Assignment: Retype every entry below exactly as it stands.

Data for review START

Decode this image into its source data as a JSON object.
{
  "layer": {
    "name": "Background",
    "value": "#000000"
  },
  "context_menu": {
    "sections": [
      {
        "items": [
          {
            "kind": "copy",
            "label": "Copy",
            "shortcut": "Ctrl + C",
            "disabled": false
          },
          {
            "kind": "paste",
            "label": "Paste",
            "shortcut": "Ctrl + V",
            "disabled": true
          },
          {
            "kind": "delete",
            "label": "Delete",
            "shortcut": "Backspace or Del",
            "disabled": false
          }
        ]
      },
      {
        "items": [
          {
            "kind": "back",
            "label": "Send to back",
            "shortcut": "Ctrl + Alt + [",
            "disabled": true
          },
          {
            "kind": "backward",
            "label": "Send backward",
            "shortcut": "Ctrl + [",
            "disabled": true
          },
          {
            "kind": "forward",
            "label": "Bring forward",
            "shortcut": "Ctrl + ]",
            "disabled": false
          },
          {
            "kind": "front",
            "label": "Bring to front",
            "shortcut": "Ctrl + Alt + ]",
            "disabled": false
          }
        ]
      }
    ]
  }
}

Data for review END

Reply:
Decode this image into its source data as a JSON object.
{
  "layer": {
    "name": "Background",
    "value": "#000000"
  },
  "context_menu": {
    "sections": [
      {
        "items": [
          {
            "kind": "copy",
            "label": "Copy",
            "shortcut": "Ctrl + C",
            "disabled": false
          },
          {
            "kind": "paste",
            "label": "Paste",
            "shortcut": "Ctrl + V",
            "disabled": true
          },
          {
            "kind": "delete",
            "label": "Delete",
            "shortcut": "Backspace or Del",
            "disabled": false
          }
        ]
      },
      {
        "items": [
          {
            "kind": "back",
            "label": "Send to back",
            "shortcut": "Ctrl + Alt + [",
            "disabled": true
          },
          {
            "kind": "backward",
            "label": "Send backward",
            "shortcut": "Ctrl + [",
            "disabled": true
          },
          {
            "kind": "forward",
            "label": "Bring forward",
            "shortcut": "Ctrl + ]",
            "disabled": false
          },
          {
            "kind": "front",
            "label": "Bring to front",
            "shortcut": "Ctrl + Alt + ]",
            "disabled": false
          }
        ]
      }
    ]
  }
}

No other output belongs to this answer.